- Jim Hanna, Director, Environmental Impact, Starbucks Coffee Company: Since joining Starbucks in 2005, Jim has collaborated with partner corporations and nongovernmental organizations to help shape the company’s environmental strategy. He contributes to enterprise-wide initiatives that support green building, energy conservation, international procurement, recycling, and waste reduction efforts. Prior to Starbucks, Jim served as Director of Environmental Affairs for Xanterra Parks & Resorts at Yellowstone National Park. In the position, he oversaw many progressive environmental initiatives in operations as the primary concessionaire in the park including an ISO 14001-certified Environmental Management System. Before escaping to Yellowstone, he worked as Director of Operations for Teris Environmental in Los Angeles, managing the company’s seven offices in North America. A native of Olympia, Jim earned a BS in Environmental Sciences from WSU and is a U.S. Green Building Council LEED-accredited professional. He serves on the board of directors for the National Recycling Coalition, Washington Environmental Council, and Yellowstone Park Foundation.
- Kevin Wilhelm, CEO, Sustainable Business Consulting: Kevin is a highly regarded business consultant in the field of sustainability and climate change. He is the CEO of Sustainable Business Consulting, a Seattle-based consulting firm focused on practical solutions that deliver profit improvement through the use of sustainable business practices. Kevin brings over 16 years of experience working with businesses ranging from Fortune 500 multinationals to government agencies to renewable energy start-ups. Some of his clients include Nordstrom, REI, The North Face, Coinstar/Redbox, Drugstore.com, and BECU. His firm works with companies to measure their sustainability and carbon impacts, develop successful implementation goals and strategies, engage employees through sustainability training, and help them communicate their CSR efforts both internally and externally.
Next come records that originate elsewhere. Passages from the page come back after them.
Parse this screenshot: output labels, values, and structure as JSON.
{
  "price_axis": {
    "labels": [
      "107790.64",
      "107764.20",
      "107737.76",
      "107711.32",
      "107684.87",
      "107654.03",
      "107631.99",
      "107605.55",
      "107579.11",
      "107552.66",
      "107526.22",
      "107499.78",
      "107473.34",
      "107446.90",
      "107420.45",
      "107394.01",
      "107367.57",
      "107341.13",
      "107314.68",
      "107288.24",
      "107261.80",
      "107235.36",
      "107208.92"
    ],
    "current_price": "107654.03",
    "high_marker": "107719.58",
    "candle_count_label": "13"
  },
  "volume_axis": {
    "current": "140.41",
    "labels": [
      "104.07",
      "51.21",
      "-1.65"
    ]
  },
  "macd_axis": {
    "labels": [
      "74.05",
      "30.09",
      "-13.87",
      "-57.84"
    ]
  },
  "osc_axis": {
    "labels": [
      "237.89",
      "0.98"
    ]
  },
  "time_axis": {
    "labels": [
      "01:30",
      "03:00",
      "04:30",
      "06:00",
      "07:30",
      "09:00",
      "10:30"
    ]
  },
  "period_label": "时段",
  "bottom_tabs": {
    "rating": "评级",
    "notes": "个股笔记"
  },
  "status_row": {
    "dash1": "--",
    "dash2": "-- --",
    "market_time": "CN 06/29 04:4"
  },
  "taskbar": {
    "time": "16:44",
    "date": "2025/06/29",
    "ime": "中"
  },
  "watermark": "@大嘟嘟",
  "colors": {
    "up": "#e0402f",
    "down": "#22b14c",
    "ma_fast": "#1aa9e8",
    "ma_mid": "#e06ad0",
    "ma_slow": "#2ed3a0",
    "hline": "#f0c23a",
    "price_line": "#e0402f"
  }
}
He is the author of the acclaimed Return on Sustainability: How Business Can Increase Profitability & Address Climate Change in an Uncertain Economy. He is an adjunct professor at the Bainbridge Graduate Institute where he teaches Sustainable Business.
- Patrick T. Drum CFA, CFP, Financial Advisor and Senior Portfolio Manager at the Arbor Group/UBS Financial Services Inc. provided an overview of new practices in evaluating social responsibility in companies.
- December 6, 2012
- Fourth & Madison Building, 925 Fourth Ave, 18th Floor Conference Room, Seattle
- This event sold out.
This was the first part of a two part series exploring corporate sustainability.